Military conflict, deglobalisation and climate change – The future of feeding the world
Sir Charles Godfray is a population biologist and the Director of Oxford Martin School. He has published work in ecology, evolution and epidemiology, and a particular interest in how the world’s food system will need to adapt to cope with challenges such as climate change.
At the City Food and Drink Lecture at the Guildhall, London, Godfray spoke about the immense progress made in the past few decades in bringing people out of poverty and helping them eat well.
He also warned of the challenges ahead for the global food system, such as instability and military conflict, the dangers of deglobalisation, and climate change.
Education, wealth and population growth
One of the biggest factors in being able to feed the world is being aware of the growing number of mouths to feed. The world’s population recently, of course, reached eight billion.
As a population biologist, Godfray is optimistic about how well population, and the causes for its growth, is now understood. “Probably the most extraordinary thing in my adult intellectual life,” he said, “is that we now know that if we bring people out of poverty, if we educate children, especially girls, if we provide access to reproductive health care, then human fertility, humans fecundity, reduces.”
However, the world becoming richer is not without its challenges. “When populations get richer,” Godfray pointed out, “they demand more meat, they demand other foods that require more resources to produce. We will see demand for food going up this century.
“So the extra calories we’ll need to produce to feed that 10bn rough population is somewhere between 30 or 60% increase on what it is now.”
This, suggested Godfray, presents some challenges for the UK. “My personal opinion,” said Godfray, “is that we should try and increase the amount of food that we produce to meet this global demand, and actually do something good for the economy.
“We can actually produce more food, we can have better biodiversity, and we can use the land for other things, such as carbon sequestration, such as climate action.”
In the end, Godfray recommended sustainable intensification, which is when production on agricultural land is increased using sustainable methods.
“That has all sorts of different components,” he said. “It has a genetic intensification, has a breeding ecological intensification, using many of the insights from the non-traditional farming practices of anchoring regenerative agriculture.
“It's going to be associated with a high-intensity, high-yielding agriculture . . . there'll be other times when we have within the same farm very much a multifunctional approach, producing some food but sacrificing some yields, for example, for biodiversity.”
Conflict and hunger
Despite this optimism, in many parts of the world hunger and malnourishment is not decreasing.
“We are having problems with an increase in the number of people who are seriously hungry,” said Godfray. “But if you look at where these people are, they are largely in the areas where there are civil or international conflict environments.”
According to Action Against Hunger, an NGO, the six countries where hunger is most severe are Afghanistan, Nigeria, Ethiopia, Somalia, South Sudan and Yemen – all who are, or who were recently, involved in armed conflict, involving both formal wars and insurgencies.

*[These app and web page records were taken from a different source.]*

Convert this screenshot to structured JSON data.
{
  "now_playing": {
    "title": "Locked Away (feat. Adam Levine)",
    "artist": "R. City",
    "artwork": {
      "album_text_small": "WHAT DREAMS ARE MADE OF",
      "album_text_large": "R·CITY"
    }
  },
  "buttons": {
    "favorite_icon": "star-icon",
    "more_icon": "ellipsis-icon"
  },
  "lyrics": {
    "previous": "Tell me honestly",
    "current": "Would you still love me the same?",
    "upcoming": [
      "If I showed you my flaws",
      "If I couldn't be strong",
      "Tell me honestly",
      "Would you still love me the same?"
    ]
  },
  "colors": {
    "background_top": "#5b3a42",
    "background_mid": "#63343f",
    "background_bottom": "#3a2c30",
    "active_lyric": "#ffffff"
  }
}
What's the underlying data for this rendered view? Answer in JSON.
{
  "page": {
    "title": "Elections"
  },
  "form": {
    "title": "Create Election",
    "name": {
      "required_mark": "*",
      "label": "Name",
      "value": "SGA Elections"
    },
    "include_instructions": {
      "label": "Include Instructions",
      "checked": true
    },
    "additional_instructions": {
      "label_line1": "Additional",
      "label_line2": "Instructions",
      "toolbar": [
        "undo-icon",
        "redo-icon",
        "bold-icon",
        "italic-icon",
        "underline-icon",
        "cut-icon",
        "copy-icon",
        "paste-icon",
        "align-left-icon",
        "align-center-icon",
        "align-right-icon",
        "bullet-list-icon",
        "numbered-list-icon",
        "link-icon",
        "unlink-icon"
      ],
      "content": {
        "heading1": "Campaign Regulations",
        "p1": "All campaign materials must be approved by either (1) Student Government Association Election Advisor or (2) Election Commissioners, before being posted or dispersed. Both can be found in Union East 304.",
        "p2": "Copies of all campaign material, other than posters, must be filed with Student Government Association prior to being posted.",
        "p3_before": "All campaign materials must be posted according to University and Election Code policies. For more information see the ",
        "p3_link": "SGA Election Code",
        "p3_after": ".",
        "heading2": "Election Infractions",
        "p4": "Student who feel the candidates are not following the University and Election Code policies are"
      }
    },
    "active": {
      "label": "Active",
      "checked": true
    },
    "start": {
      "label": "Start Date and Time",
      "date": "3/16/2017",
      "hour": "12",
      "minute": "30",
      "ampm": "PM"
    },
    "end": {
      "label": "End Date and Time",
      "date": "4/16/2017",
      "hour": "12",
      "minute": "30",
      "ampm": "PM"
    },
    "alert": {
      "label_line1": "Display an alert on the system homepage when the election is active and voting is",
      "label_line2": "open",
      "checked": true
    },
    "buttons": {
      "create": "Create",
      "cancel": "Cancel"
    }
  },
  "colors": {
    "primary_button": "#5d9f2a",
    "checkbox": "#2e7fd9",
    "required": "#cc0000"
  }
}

Godfray asks “what are the problems within the food system, and what are the problems, in this case, associated with geopolitics?”
The threat of (and to) the food system
The food system contributes significantly towards climate change. According to Godfray, even if we got rid of all other causes of climate change, the global food system would still push us over the 1.5 °C of warming above industrial levels threshold that would cause significant damage to the planet.
However, for over a billion people around the world, animal agriculture, provides their livelihood. Without it, many would not survive. Godfray understands that a compromise needs to be made between cutting down on meat and dairy production, and sustaining the livelihoods of those who produce it.
“This is an unpopular opinion,” Godfray said, “but if we have any hope globally of reaching net zero, we do need to eat less meat and dairy. And I think we have to do this with a non-judgmental narrative.
“And we have to take cognizance of the people whose livelihoods depend on producing dairy and livestock at the moment. We should be looking at alternative income streams that can tie into those farms.”
Deglobalising the food system?
According to Godfray, we are in a period of deglobalisation, the fragmentation of a supply chain that once stretched around the world.
“We need to be really sure that the global food system is resilient to the shocks that might be thrown at it,” Godfray warns.
“We’re going through a period of deglobalisation. Now deglobalisation is possible for, say, semiconductor manufacturing, you can build a platform in China, the United States or Europe.
“You can't move the Argentinian wheat basket to somewhere else. We have to have a globalised food system. And I worry about some of the corollaries of deglobalisation in other areas other areas may have transaction costs that make the global food system less reliable.”